Data provided ::

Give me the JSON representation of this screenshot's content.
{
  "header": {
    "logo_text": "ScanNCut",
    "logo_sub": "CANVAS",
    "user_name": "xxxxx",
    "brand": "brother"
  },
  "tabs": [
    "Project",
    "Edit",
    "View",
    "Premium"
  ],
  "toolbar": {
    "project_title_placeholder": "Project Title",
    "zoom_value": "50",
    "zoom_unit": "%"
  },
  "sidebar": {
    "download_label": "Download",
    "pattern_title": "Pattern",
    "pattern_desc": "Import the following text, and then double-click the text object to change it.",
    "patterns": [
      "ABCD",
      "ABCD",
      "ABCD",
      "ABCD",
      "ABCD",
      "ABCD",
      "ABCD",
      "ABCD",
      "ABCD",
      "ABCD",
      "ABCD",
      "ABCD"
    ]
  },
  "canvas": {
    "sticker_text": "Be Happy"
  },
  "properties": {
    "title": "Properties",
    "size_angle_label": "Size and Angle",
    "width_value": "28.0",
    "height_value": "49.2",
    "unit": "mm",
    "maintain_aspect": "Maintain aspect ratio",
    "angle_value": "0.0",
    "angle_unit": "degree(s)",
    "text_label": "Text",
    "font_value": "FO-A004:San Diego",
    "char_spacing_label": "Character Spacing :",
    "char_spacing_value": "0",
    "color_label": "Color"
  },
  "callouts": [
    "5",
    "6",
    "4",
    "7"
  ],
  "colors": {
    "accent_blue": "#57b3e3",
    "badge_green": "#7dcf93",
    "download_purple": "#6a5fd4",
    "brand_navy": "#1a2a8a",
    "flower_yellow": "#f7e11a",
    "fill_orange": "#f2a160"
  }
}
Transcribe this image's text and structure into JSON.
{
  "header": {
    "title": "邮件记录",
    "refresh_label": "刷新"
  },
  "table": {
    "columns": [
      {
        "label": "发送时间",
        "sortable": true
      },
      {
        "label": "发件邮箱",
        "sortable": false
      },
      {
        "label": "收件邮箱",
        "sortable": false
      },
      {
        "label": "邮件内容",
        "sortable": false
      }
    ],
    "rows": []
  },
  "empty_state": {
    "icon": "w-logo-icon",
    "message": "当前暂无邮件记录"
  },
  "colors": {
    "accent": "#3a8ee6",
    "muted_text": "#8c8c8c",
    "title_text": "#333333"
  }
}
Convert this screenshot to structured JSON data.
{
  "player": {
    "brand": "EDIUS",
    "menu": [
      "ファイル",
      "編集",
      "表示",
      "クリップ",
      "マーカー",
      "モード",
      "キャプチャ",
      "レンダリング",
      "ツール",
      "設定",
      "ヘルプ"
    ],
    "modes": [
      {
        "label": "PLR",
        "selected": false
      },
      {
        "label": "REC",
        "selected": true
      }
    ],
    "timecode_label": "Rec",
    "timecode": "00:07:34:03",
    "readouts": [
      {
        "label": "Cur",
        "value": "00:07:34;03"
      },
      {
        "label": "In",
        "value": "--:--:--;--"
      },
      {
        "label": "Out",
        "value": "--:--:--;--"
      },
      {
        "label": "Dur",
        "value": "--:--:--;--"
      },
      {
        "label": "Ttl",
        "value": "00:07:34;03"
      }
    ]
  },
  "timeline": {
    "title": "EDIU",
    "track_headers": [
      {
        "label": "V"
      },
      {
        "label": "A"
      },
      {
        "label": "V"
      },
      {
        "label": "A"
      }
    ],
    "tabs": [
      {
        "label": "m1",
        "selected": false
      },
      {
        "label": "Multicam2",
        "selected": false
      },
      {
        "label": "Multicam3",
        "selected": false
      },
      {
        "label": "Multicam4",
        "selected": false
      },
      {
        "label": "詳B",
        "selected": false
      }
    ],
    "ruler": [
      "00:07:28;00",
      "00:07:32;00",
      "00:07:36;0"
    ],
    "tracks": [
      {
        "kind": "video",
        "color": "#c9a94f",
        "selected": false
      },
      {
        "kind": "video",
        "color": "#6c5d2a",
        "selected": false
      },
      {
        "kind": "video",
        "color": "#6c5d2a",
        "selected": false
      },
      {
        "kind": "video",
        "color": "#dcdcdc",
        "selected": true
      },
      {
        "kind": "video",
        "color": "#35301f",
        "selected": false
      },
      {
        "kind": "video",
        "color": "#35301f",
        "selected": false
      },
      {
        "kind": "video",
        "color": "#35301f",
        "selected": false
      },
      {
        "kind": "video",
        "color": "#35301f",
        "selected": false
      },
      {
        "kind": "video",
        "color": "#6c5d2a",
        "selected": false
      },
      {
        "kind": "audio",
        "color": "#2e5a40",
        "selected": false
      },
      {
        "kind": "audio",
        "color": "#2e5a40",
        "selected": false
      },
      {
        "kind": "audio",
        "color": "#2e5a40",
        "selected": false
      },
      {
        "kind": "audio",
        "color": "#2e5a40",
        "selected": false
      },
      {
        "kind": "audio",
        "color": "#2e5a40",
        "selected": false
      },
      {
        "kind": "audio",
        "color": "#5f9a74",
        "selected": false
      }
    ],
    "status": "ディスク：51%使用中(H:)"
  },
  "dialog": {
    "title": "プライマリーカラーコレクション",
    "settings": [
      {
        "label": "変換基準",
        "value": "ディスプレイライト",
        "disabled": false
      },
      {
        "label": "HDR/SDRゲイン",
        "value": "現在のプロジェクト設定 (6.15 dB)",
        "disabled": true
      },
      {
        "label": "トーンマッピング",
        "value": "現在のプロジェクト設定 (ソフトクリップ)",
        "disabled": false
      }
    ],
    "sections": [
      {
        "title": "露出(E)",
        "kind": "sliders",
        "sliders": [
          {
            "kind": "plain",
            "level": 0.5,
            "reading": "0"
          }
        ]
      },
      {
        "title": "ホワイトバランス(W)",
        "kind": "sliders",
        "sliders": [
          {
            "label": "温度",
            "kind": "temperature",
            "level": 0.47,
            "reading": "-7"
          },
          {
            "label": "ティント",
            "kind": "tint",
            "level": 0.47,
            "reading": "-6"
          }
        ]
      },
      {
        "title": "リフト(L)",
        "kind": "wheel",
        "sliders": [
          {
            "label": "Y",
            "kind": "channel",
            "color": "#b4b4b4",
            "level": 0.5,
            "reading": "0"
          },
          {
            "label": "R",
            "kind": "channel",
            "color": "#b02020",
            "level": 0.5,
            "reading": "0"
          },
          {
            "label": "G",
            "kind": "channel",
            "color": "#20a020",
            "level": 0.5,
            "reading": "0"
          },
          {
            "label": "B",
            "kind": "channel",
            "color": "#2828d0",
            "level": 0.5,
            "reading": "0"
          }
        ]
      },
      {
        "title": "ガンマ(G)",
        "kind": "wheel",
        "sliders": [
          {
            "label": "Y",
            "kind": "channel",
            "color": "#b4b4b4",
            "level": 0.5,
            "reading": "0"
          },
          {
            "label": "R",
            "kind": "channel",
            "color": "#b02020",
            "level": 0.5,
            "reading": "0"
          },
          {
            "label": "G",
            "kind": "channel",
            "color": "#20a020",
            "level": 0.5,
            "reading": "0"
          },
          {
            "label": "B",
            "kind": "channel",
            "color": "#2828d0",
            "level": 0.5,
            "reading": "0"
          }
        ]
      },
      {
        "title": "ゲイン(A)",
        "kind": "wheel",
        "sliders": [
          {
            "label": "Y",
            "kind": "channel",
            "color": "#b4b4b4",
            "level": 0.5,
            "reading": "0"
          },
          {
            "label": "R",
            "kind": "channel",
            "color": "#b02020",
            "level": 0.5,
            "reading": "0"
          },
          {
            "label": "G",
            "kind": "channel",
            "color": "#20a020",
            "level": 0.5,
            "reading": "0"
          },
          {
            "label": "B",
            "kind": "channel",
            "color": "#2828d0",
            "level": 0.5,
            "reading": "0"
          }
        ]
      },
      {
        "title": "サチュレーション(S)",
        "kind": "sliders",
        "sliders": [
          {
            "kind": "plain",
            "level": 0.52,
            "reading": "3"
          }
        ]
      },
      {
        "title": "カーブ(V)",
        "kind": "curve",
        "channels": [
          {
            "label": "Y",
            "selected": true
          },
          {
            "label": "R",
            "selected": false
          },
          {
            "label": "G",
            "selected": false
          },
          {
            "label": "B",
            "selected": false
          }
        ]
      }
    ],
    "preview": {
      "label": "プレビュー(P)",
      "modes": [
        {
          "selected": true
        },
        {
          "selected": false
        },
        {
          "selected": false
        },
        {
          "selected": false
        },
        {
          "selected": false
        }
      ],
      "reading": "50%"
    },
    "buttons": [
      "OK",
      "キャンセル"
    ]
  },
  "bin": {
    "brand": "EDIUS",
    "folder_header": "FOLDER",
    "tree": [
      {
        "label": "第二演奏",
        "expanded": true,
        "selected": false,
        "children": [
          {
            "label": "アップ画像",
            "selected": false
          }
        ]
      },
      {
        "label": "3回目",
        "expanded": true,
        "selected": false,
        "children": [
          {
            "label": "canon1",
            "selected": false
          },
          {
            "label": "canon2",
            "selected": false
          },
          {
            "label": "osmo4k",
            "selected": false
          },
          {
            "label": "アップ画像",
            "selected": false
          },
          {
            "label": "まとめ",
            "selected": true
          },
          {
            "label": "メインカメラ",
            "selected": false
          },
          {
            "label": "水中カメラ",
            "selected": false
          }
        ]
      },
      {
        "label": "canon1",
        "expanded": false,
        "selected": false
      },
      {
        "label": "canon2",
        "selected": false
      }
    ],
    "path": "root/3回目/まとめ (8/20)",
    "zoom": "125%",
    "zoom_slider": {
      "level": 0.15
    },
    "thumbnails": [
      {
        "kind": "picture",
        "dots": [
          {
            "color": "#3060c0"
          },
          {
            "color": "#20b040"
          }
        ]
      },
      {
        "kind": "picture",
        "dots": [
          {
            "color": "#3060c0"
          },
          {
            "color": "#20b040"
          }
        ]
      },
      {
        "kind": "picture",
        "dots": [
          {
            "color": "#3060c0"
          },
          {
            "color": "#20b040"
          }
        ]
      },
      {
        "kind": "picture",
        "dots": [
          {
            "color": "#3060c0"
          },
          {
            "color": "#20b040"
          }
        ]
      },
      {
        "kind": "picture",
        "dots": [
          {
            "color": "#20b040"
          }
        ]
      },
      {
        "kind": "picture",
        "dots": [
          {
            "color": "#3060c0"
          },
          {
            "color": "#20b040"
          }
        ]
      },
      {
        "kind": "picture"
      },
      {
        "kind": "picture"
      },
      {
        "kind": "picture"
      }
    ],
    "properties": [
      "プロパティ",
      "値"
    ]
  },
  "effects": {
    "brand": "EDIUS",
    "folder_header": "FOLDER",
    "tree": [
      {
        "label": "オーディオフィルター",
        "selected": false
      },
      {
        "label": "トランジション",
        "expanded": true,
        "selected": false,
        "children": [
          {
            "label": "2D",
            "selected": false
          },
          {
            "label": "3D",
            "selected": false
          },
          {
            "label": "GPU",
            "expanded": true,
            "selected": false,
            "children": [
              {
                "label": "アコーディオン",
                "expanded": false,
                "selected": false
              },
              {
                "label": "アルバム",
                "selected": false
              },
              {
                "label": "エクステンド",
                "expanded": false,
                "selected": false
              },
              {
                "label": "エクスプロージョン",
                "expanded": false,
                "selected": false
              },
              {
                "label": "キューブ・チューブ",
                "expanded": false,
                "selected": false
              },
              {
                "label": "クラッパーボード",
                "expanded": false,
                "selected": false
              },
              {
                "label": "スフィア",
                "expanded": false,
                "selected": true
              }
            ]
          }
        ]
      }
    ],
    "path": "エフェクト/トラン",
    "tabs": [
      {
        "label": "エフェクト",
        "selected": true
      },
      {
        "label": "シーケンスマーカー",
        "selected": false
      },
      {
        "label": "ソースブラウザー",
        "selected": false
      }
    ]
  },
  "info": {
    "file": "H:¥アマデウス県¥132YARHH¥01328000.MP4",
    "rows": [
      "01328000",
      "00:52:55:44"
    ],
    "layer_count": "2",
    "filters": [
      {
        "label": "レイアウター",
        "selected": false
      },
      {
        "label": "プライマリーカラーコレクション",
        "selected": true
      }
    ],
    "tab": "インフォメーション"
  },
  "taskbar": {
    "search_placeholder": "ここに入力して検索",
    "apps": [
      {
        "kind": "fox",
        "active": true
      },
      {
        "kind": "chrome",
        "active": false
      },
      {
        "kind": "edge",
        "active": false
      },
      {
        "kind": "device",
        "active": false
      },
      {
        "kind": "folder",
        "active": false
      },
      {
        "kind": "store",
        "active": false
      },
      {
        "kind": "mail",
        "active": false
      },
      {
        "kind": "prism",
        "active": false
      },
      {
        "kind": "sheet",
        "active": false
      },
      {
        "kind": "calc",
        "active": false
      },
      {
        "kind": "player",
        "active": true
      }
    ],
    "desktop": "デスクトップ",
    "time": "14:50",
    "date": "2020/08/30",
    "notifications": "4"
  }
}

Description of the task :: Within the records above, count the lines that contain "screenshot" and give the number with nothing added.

Reply to the exercise :: 2